Stored items:
- - - -

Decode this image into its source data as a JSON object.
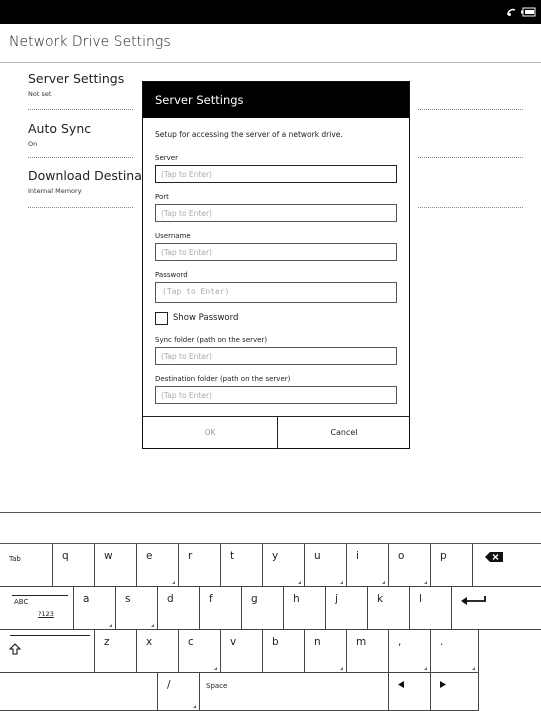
{
  "status_bar": {
    "icons": [
      "wifi-icon",
      "battery-icon"
    ]
  },
  "header": {
    "title": "Network Drive Settings"
  },
  "settings": [
    {
      "title": "Server Settings",
      "value": "Not set"
    },
    {
      "title": "Auto Sync",
      "value": "On"
    },
    {
      "title": "Download Destina",
      "value": "Internal Memory"
    }
  ],
  "dialog": {
    "title": "Server Settings",
    "description": "Setup for accessing the server of a network drive.",
    "fields": [
      {
        "label": "Server",
        "placeholder": "(Tap to Enter)"
      },
      {
        "label": "Port",
        "placeholder": "(Tap to Enter)"
      },
      {
        "label": "Username",
        "placeholder": "(Tap to Enter)"
      },
      {
        "label": "Password",
        "placeholder": "(Tap to Enter)"
      },
      {
        "label": "Sync folder (path on the server)",
        "placeholder": "(Tap to Enter)"
      },
      {
        "label": "Destination folder (path on the server)",
        "placeholder": "(Tap to Enter)"
      }
    ],
    "show_password_label": "Show Password",
    "ok_label": "OK",
    "cancel_label": "Cancel"
  },
  "keyboard": {
    "row1": [
      "Tab",
      "q",
      "w",
      "e",
      "r",
      "t",
      "y",
      "u",
      "i",
      "o",
      "p",
      "backspace-icon"
    ],
    "row2": [
      "ABC",
      "?123",
      "a",
      "s",
      "d",
      "f",
      "g",
      "h",
      "j",
      "k",
      "l",
      "enter-icon"
    ],
    "row3": [
      "shift-icon",
      "z",
      "x",
      "c",
      "v",
      "b",
      "n",
      "m",
      ",",
      "."
    ],
    "row4": [
      "/",
      "Space",
      "left-arrow-icon",
      "right-arrow-icon"
    ]
  }
}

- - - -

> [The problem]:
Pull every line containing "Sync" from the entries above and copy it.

> [Answer to the problem]:
      "title": "Auto Sync",
        "label": "Sync folder (path on the server)",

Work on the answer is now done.